Scuba Diving Vs Snorkeling: Understanding The Differences

Scuba diving and snorkeling are two activities that have a number of factors in common. The most important factor is that both activities involve exploring the underwater world. Both of these activities have other similarities and differences. Additional similarities include the knowledge of how to use masks, snorkels, and fins. Although they share these similarities scuba diving and snorkeling have some key differences to them.

Snorkeling Basics

Individuals that are interested in snorkeling are not required to have any special type of training. The main requirements for snorkeling include an ability to swim, and knowing how to properly use basic equipment that includes a mask, snorkel, and fins. Additionally, in order to go snorkeling since there is no oxygen tank involved, snorkelers also need to know how to hold their breath underwater. Knowing how to breathe underwater is only necessary in snorkeling if you submerge your head to a depth where your L or J shaped tube with mouthpiece is also completely submerged.

Typically, it is not recommended that the snorkel tube is submerged underwater as it can become flooded underwater. When this does happen, returning to the surface of the water or taking a deep breath and exhaling sharply will push the water out of the snorkel tube.

Scuba Diving Basics

Unlike snorkeling, there is special training and certification required in order to be able to go scuba diving. Additionally, scuba divers have additional equipment that snorkelers do not use. Scuba divers use a mask, fins, diving suit, a mouthpiece, and an oxygen tank with a regulator. Scuba divers do not need to be able to hold their breath underwater, as they have a source of oxygen that allows them to breathe underwater at much greater depths than snorkelers.

Scuba divers also have the ability to stay under the service of the water for greater periods. Whereas snorkelers tend to spend the majority of their time in shallower waters, scuba divers go dive to greater depths to explore things snorkelers are unable to see because of their lack of equipment.

Scuba divers do face many potential health problems when they go for a dive that snorkelers do not face. There is the possibility for oxygen toxicity, decompression sickness, and other physical condition, in extreme cases death is possible. Proper training and knowledge of how things work when underwater can prevent the majority of these issues from occurring.

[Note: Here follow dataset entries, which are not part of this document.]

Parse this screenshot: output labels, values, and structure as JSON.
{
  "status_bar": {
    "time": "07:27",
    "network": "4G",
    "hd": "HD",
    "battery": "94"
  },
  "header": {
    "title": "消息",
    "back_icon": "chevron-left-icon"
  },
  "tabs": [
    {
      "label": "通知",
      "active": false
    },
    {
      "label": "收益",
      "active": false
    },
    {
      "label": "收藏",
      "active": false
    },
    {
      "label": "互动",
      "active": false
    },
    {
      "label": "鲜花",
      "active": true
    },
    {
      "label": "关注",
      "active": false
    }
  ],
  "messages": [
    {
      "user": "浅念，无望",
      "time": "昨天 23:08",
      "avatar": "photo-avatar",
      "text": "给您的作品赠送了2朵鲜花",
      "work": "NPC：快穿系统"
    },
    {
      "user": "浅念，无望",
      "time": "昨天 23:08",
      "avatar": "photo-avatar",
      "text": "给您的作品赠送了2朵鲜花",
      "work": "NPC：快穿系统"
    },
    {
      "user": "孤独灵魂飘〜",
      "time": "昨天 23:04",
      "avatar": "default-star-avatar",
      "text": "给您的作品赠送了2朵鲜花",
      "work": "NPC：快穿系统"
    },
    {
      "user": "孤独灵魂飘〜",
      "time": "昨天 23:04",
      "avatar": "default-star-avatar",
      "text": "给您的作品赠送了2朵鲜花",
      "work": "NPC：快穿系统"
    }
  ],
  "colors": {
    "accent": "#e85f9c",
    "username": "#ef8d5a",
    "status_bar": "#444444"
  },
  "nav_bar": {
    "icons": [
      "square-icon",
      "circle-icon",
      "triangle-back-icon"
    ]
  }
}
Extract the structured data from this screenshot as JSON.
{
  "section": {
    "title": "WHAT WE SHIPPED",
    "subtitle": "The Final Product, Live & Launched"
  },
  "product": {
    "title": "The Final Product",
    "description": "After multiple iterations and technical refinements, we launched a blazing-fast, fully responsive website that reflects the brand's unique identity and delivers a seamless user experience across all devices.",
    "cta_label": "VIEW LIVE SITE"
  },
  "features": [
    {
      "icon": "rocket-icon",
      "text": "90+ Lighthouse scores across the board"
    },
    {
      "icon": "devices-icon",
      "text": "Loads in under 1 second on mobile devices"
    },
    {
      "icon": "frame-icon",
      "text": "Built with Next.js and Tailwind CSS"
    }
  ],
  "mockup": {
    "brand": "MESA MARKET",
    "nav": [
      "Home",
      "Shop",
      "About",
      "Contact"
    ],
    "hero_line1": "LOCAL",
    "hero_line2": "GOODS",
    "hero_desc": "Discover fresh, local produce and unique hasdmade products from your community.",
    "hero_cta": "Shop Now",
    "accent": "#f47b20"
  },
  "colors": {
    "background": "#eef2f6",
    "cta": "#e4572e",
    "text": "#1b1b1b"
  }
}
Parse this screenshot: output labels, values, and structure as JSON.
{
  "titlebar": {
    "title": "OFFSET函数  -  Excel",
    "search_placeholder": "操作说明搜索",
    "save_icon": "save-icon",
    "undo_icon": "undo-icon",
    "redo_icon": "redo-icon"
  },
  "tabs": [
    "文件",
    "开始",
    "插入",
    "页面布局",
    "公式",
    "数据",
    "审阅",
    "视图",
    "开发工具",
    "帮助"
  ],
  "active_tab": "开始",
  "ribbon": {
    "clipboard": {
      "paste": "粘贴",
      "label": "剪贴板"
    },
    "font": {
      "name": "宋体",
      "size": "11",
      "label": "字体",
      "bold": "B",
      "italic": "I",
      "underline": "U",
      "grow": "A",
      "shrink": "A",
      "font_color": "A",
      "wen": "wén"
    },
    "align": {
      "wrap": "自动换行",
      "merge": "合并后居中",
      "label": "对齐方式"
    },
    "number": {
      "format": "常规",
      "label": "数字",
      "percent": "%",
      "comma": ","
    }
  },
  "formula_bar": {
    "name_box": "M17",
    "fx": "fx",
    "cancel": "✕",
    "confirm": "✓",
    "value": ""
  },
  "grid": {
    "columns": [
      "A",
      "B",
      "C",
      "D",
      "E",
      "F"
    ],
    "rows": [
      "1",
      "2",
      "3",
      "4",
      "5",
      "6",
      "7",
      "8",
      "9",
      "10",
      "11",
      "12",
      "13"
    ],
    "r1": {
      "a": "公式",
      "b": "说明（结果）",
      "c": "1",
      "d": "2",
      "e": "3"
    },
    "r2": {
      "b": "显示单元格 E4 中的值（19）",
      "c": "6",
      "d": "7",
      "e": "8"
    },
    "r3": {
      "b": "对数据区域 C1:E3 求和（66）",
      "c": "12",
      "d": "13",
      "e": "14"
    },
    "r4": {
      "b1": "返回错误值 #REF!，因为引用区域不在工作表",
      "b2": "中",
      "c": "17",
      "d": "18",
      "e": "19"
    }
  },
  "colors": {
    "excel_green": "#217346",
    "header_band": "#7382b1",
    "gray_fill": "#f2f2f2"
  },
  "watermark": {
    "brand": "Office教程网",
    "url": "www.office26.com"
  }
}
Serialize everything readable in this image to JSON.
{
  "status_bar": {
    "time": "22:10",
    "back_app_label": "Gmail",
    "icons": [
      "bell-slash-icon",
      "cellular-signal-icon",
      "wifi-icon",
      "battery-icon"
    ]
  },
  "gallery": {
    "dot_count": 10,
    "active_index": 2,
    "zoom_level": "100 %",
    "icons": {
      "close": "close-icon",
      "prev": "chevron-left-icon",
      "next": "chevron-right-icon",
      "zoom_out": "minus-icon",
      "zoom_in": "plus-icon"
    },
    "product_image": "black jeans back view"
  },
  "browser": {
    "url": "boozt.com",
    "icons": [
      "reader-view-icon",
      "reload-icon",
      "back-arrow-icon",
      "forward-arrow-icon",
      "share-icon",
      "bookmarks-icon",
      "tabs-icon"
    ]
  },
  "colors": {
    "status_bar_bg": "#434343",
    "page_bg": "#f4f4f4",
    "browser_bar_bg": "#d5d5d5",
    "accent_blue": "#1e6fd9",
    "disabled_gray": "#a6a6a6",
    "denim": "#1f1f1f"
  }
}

Scuba diving and snorkeling both offer tremendous adventures for those that are willing to enjoy these water activities.